We reluctantly left our beach house and drove off towards our next destination – the Abel Tasman National Park. Along the way we stopped and zip lined over the Buller River and then at a small town called Murchison in the middle of nowhere we ran into Rajeeta and Gunaraj while we were filling up on petrol.
We set up camp at a nice newish Airbnb house on top of a hill near the town of Motueka with great views of Nelson bay and the town of Nelson on the other side. The mountains above Nelson and the constantly changing colors of the bay provided foregrounds for dramatic sunsets and moonrises (and I guess sunrises and moon sets too but I wasn’t up early enough for those).
One day we visited Te Waikoropupu, a spring popularly called just Pupu. Contrary to the name, this spring produces some of the cleanest water on earth. When scientists tested how clear this water is, they found that the only water optically clearer is in a deep well in Antarctica. Pupu spews up 14,000 liters of this ultra pure water per second. Back when white people first came here they discovered gold. At that time they used the spring water to separate gold from the ore. Today’s environmentally smart Kiwis value the clean water more and you aren’t allowed to swim, boat, wade, touch, or dip a container into the springs.

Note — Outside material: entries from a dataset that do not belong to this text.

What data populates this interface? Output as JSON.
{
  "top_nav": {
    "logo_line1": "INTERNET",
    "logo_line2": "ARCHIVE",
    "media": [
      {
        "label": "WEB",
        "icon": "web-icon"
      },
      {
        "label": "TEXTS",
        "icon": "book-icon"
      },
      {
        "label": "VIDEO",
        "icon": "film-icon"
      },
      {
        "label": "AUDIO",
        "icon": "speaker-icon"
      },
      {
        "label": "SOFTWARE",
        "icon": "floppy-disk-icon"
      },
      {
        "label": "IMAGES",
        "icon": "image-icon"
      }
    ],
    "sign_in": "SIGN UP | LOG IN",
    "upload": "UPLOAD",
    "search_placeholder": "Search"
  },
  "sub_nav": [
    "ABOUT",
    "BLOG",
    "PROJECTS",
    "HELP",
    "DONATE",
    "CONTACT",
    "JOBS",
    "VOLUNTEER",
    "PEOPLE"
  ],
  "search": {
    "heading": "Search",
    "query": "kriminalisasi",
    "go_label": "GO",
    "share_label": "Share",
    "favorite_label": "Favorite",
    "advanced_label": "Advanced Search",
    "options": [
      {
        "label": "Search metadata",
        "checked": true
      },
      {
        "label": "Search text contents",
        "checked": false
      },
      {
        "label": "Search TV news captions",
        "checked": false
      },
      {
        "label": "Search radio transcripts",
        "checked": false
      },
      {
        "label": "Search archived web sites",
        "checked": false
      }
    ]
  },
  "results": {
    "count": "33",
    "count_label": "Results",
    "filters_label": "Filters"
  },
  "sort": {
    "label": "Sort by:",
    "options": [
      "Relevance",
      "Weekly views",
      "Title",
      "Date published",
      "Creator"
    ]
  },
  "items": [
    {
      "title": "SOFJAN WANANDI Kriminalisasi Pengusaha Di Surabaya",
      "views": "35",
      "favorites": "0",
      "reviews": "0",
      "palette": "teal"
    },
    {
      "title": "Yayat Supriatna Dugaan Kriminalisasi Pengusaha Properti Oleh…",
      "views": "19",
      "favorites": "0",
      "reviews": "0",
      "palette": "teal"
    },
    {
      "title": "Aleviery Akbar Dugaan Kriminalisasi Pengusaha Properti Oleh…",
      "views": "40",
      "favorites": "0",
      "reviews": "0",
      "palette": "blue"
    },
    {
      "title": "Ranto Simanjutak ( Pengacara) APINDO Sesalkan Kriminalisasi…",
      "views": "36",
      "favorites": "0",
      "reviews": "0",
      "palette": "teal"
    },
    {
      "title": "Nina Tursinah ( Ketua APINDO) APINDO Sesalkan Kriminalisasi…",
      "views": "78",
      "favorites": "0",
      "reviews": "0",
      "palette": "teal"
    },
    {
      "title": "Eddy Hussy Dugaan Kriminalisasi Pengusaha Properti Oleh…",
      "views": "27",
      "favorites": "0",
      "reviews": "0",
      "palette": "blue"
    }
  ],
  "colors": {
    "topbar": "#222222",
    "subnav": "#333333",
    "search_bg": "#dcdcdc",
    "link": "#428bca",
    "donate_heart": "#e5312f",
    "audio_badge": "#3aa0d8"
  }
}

New Zealand in recent years has tried more than any other colonizing white people to try and keep the indigenous culture alive. Maori is an official language and towns, mountains, rivers, and lakes often have Maori names. But it’s hard to say if it’s a token gesture or the real thing. Kia Ora is used often and is the NZ version of Aloha, and says just about as much or as little about New Zealand’s Maoriness. Maoris are hard to spot in places where tourists go. Someone told me that at their hotel the night porters are Maori. We could tell from government messaging that drugs and alcohol were issues in the Maori population. Which are probably all indications that, as much as New Zealand respects Maori culture and the All Blacks do the haka before international rugby tests, the Maori are still a ways from being masters of their own fate in their own lands.
We continued northwards from Pupu and ended up at Golden Bay in a small town with a beach and we saw the most amazing rainbow. Rainbows usually seem so distant. This one was right there. One end looked as if it had plopped down on cows in a pasture. You could literally see cows walking through rainbow light. The other end was on the beach. Evan ran through it (from our perspective, though for him the rainbow would appear to keep moving further away).
We get our kicks where we can. An unexpected rainbow is just the kind of thing you can’t plan for. As our year goes on, I believe that as long as the big things are okay, it’s the little things that brings a smile on our faces.